Background and aims
People with Complex Regional Pain Syndrome (CRPS) experience a diminished sense of ownership of their painful limb. Evidence of a reduction in pain when the affected limb is visually altered in size, suggests that targeting central processing by using visual illusions could restore coherence and reintegrate the disrupted limb representation.
We hypothesized that creating visual illusions via the MIRAGE system, a form of augmented virtual reality to change hand appearance, would improve ownership of the hand. Thirty nine patients with CRPS of one arm were randomly allocated to either a control or experimental group. While both hands were placed in the MIRAGE system, the experimental intervention involved digitally making visual changes to the affected hand according to the patient’s description of how they desired their hand to appear. The procedure was similar with controls except that no visual changes to hand appearance were made. Participants were exposed to the resultant image for one minute.

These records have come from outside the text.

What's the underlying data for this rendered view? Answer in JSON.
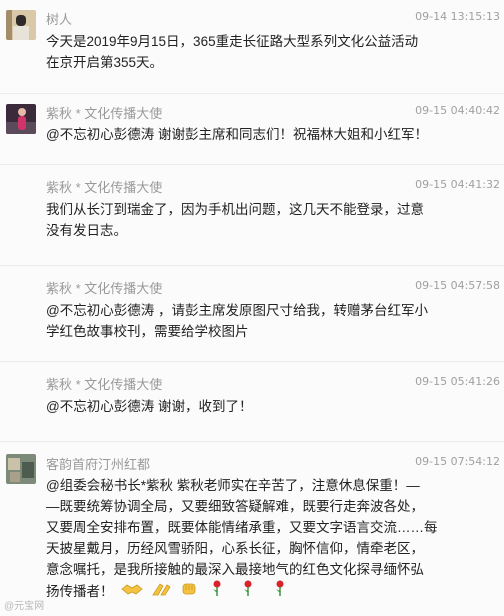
{
  "posts": [
    {
      "name": "树人",
      "time": "09-14 13:15:13",
      "lines": [
        "今天是2019年9月15日，365重走长征路大型系列文化公益活动",
        "在京开启第355天。"
      ]
    },
    {
      "name": "紫秋 * 文化传播大使",
      "time": "09-15 04:40:42",
      "lines": [
        "@不忘初心彭德涛 谢谢彭主席和同志们！祝福林大姐和小红军！"
      ]
    },
    {
      "name": "紫秋 * 文化传播大使",
      "time": "09-15 04:41:32",
      "lines": [
        "我们从长汀到瑞金了，因为手机出问题，这几天不能登录，过意",
        "没有发日志。"
      ]
    },
    {
      "name": "紫秋 * 文化传播大使",
      "time": "09-15 04:57:58",
      "lines": [
        "@不忘初心彭德涛 ，请彭主席发原图尺寸给我，转赠茅台红军小",
        "学红色故事校刊，需要给学校图片"
      ]
    },
    {
      "name": "紫秋 * 文化传播大使",
      "time": "09-15 05:41:26",
      "lines": [
        "@不忘初心彭德涛 谢谢，收到了！"
      ]
    },
    {
      "name": "客韵首府汀州红都",
      "time": "09-15 07:54:12",
      "lines": [
        "@组委会秘书长*紫秋 紫秋老师实在辛苦了，注意休息保重！—",
        "—既要统筹协调全局，又要细致答疑解难，既要行走奔波各处，",
        "又要周全安排布置，既要体能情绪承重，又要文字语言交流……每",
        "天披星戴月，历经风雪骄阳，心系长征，胸怀信仰，情牵老区，",
        "意念嘱托，是我所接触的最深入最接地气的红色文化探寻缅怀弘",
        "扬传播者！"
      ],
      "emoji_icons": [
        "handshake-icon",
        "clap-icon",
        "fist-icon",
        "rose-icon",
        "rose-icon",
        "rose-icon"
      ]
    }
  ],
  "watermark": "@元宝网"
}
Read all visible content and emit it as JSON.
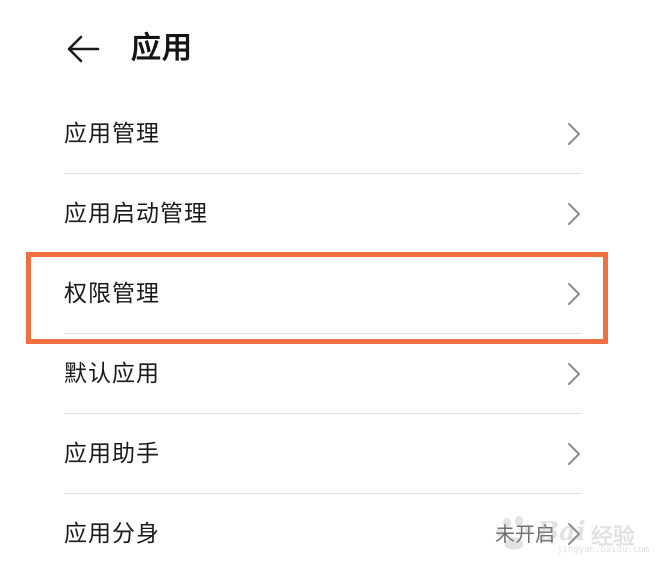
{
  "header": {
    "title": "应用",
    "back_icon": "arrow-left-icon"
  },
  "list": {
    "items": [
      {
        "label": "应用管理",
        "icon": "chevron-right-icon"
      },
      {
        "label": "应用启动管理",
        "icon": "chevron-right-icon"
      },
      {
        "label": "权限管理",
        "icon": "chevron-right-icon",
        "highlighted": true
      },
      {
        "label": "默认应用",
        "icon": "chevron-right-icon"
      },
      {
        "label": "应用助手",
        "icon": "chevron-right-icon"
      },
      {
        "label": "应用分身",
        "value": "未开启",
        "icon": "chevron-right-icon"
      }
    ]
  },
  "highlight": {
    "color": "#f0703f"
  },
  "watermark": {
    "brand": "Bai",
    "suffix": "经验",
    "sub": "jingyan.baidu.com"
  }
}
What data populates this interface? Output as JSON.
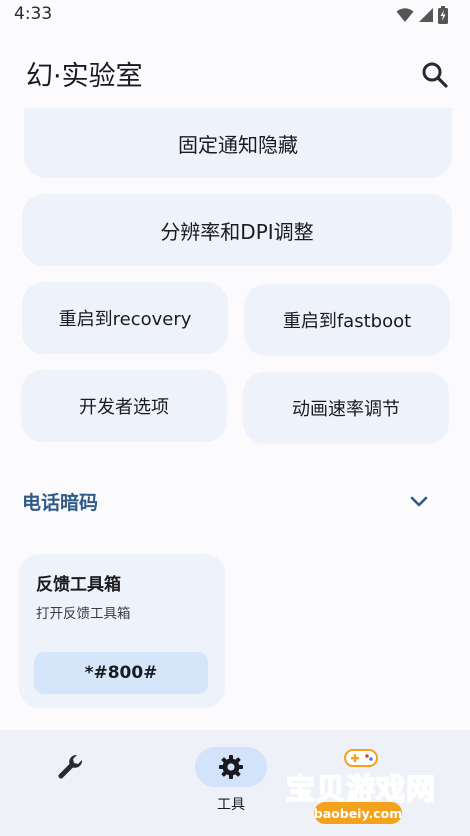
{
  "status_bar": {
    "time": "4:33"
  },
  "app_bar": {
    "title": "幻·实验室"
  },
  "tiles": {
    "hide_notification": "固定通知隐藏",
    "resolution_dpi": "分辨率和DPI调整",
    "reboot_recovery": "重启到recovery",
    "reboot_fastboot": "重启到fastboot",
    "developer_options": "开发者选项",
    "animation_speed": "动画速率调节"
  },
  "section": {
    "title": "电话暗码"
  },
  "code_card": {
    "title": "反馈工具箱",
    "subtitle": "打开反馈工具箱",
    "code": "*#800#"
  },
  "bottom_nav": {
    "items": [
      {
        "icon": "wrench-icon",
        "label": ""
      },
      {
        "icon": "gear-icon",
        "label": "工具",
        "active": true
      }
    ]
  },
  "watermark": {
    "text": "宝贝游戏网",
    "url": "baobeiy.com"
  },
  "colors": {
    "accent": "#2f5b86",
    "tile_bg": "#eef2fa",
    "chip_bg": "#d5e6fb",
    "nav_bg": "#eef1f8"
  }
}
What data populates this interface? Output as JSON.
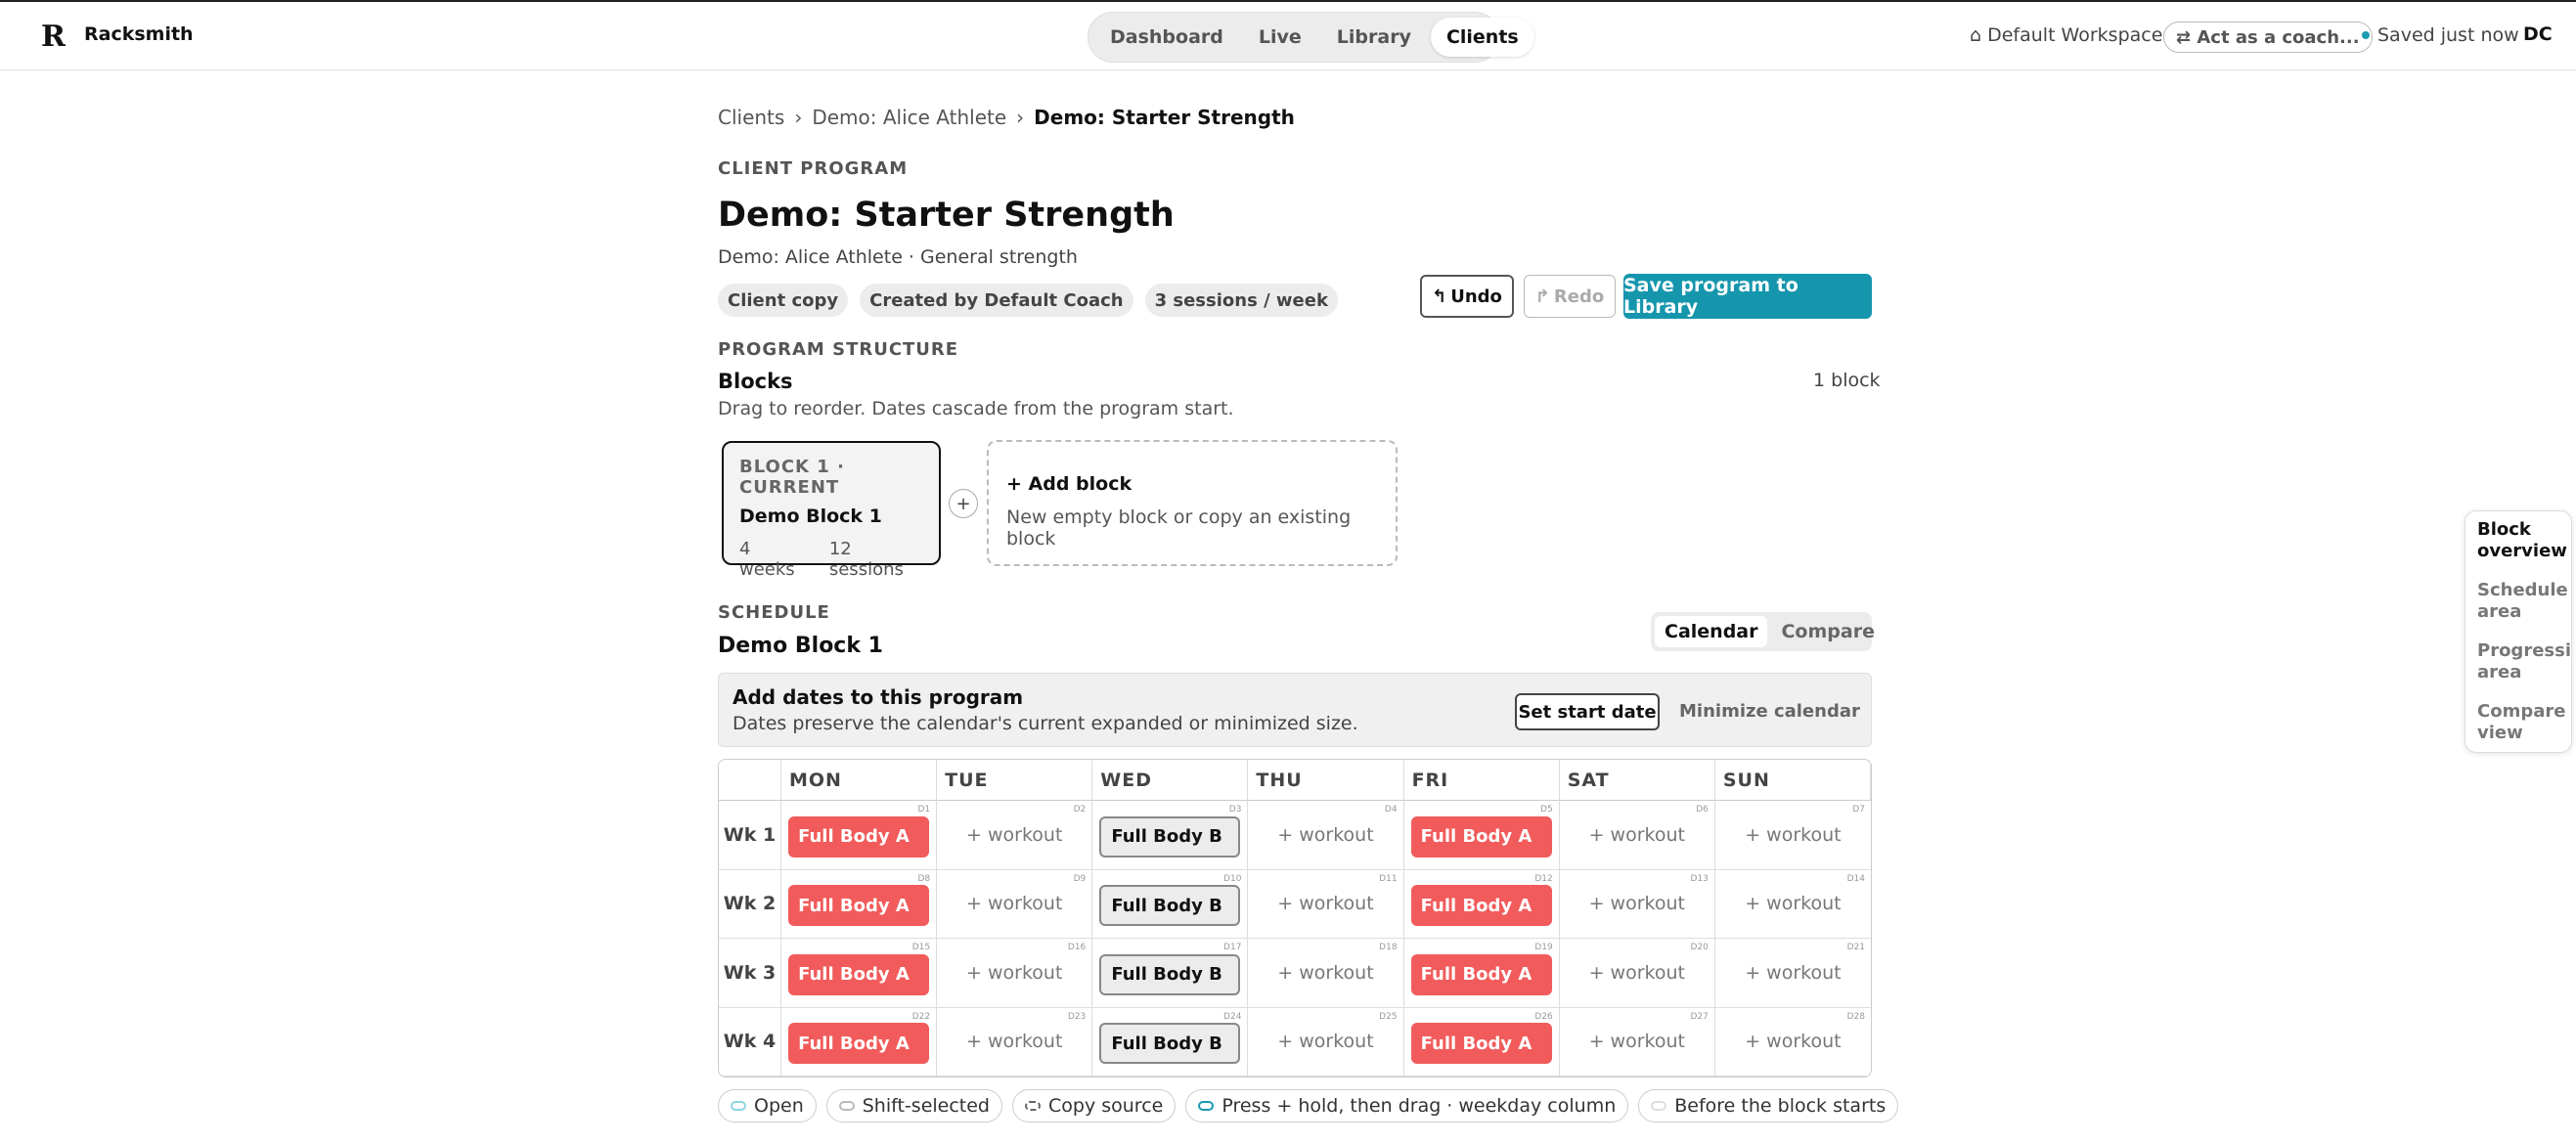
{
  "app": {
    "logo": "R",
    "name": "Racksmith"
  },
  "nav": {
    "tabs": [
      "Dashboard",
      "Live",
      "Library",
      "Clients"
    ],
    "active": "Clients"
  },
  "header_right": {
    "workspace": "⌂ Default Workspace",
    "act_as": "⇄ Act as a coach...",
    "saved": "Saved just now",
    "avatar": "DC"
  },
  "breadcrumb": {
    "items": [
      "Clients",
      "Demo: Alice Athlete",
      "Demo: Starter Strength"
    ],
    "separator": "›"
  },
  "program": {
    "eyebrow": "CLIENT PROGRAM",
    "title": "Demo: Starter Strength",
    "subtitle": "Demo: Alice Athlete · General strength",
    "tags": [
      "Client copy",
      "Created by Default Coach",
      "3 sessions / week"
    ],
    "undo": "Undo",
    "redo": "Redo",
    "save": "Save program to Library"
  },
  "structure": {
    "eyebrow": "PROGRAM STRUCTURE",
    "heading": "Blocks",
    "subheading": "Drag to reorder. Dates cascade from the program start.",
    "count": "1 block",
    "block": {
      "eyebrow": "BLOCK 1 · CURRENT",
      "name": "Demo Block 1",
      "weeks": "4 weeks",
      "sessions": "12 sessions"
    },
    "add": {
      "plus": "+",
      "title": "+ Add block",
      "sub": "New empty block or copy an existing block"
    }
  },
  "schedule": {
    "eyebrow": "SCHEDULE",
    "name": "Demo Block 1",
    "views": [
      "Calendar",
      "Compare"
    ],
    "banner": {
      "title": "Add dates to this program",
      "sub": "Dates preserve the calendar's current expanded or minimized size.",
      "set_start": "Set start date",
      "minimize": "Minimize calendar"
    },
    "days": [
      "MON",
      "TUE",
      "WED",
      "THU",
      "FRI",
      "SAT",
      "SUN"
    ],
    "weeks": [
      {
        "label": "Wk 1",
        "cells": [
          {
            "d": "D1",
            "w": "Full Body A",
            "c": "red"
          },
          {
            "d": "D2",
            "w": "+ workout"
          },
          {
            "d": "D3",
            "w": "Full Body B",
            "c": "grey"
          },
          {
            "d": "D4",
            "w": "+ workout"
          },
          {
            "d": "D5",
            "w": "Full Body A",
            "c": "red"
          },
          {
            "d": "D6",
            "w": "+ workout"
          },
          {
            "d": "D7",
            "w": "+ workout"
          }
        ]
      },
      {
        "label": "Wk 2",
        "cells": [
          {
            "d": "D8",
            "w": "Full Body A",
            "c": "red"
          },
          {
            "d": "D9",
            "w": "+ workout"
          },
          {
            "d": "D10",
            "w": "Full Body B",
            "c": "grey"
          },
          {
            "d": "D11",
            "w": "+ workout"
          },
          {
            "d": "D12",
            "w": "Full Body A",
            "c": "red"
          },
          {
            "d": "D13",
            "w": "+ workout"
          },
          {
            "d": "D14",
            "w": "+ workout"
          }
        ]
      },
      {
        "label": "Wk 3",
        "cells": [
          {
            "d": "D15",
            "w": "Full Body A",
            "c": "red"
          },
          {
            "d": "D16",
            "w": "+ workout"
          },
          {
            "d": "D17",
            "w": "Full Body B",
            "c": "grey"
          },
          {
            "d": "D18",
            "w": "+ workout"
          },
          {
            "d": "D19",
            "w": "Full Body A",
            "c": "red"
          },
          {
            "d": "D20",
            "w": "+ workout"
          },
          {
            "d": "D21",
            "w": "+ workout"
          }
        ]
      },
      {
        "label": "Wk 4",
        "cells": [
          {
            "d": "D22",
            "w": "Full Body A",
            "c": "red"
          },
          {
            "d": "D23",
            "w": "+ workout"
          },
          {
            "d": "D24",
            "w": "Full Body B",
            "c": "grey"
          },
          {
            "d": "D25",
            "w": "+ workout"
          },
          {
            "d": "D26",
            "w": "Full Body A",
            "c": "red"
          },
          {
            "d": "D27",
            "w": "+ workout"
          },
          {
            "d": "D28",
            "w": "+ workout"
          }
        ]
      }
    ],
    "legend": [
      {
        "label": "Open",
        "color": "#8fd3e0"
      },
      {
        "label": "Shift-selected",
        "color": "#bbbbbb"
      },
      {
        "label": "Copy source",
        "color": "#ffffff"
      },
      {
        "label": "Press + hold, then drag · weekday column",
        "color": "#1b9ab0"
      },
      {
        "label": "Before the block starts",
        "color": "#dddddd"
      }
    ]
  },
  "side_nav": [
    "Block overview",
    "Schedule area",
    "Progression area",
    "Compare view"
  ]
}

Perceived ownership ratings of the hand were recorded pre and post intervention.
Twenty participants aged 51 (mean; SD=11) with disease duration of 50 months (mean; SD=2.5) reported a significantly improved sense of affected hand ownership post illusion when compared to controls (p = 0.02).
Changing the visual appearance according to how those with CRPS would like their affected hand to look improves ownership. These findings may be clinically useful for patients with CRPS.
Lewis, J., McCabe, C., & Newport, R. (2015, September). Changing appearance using visual illusions improves ownership of the painful hand in complex regional pain syndrome. Poster presented at European Pain Federation EFIC 9th Congress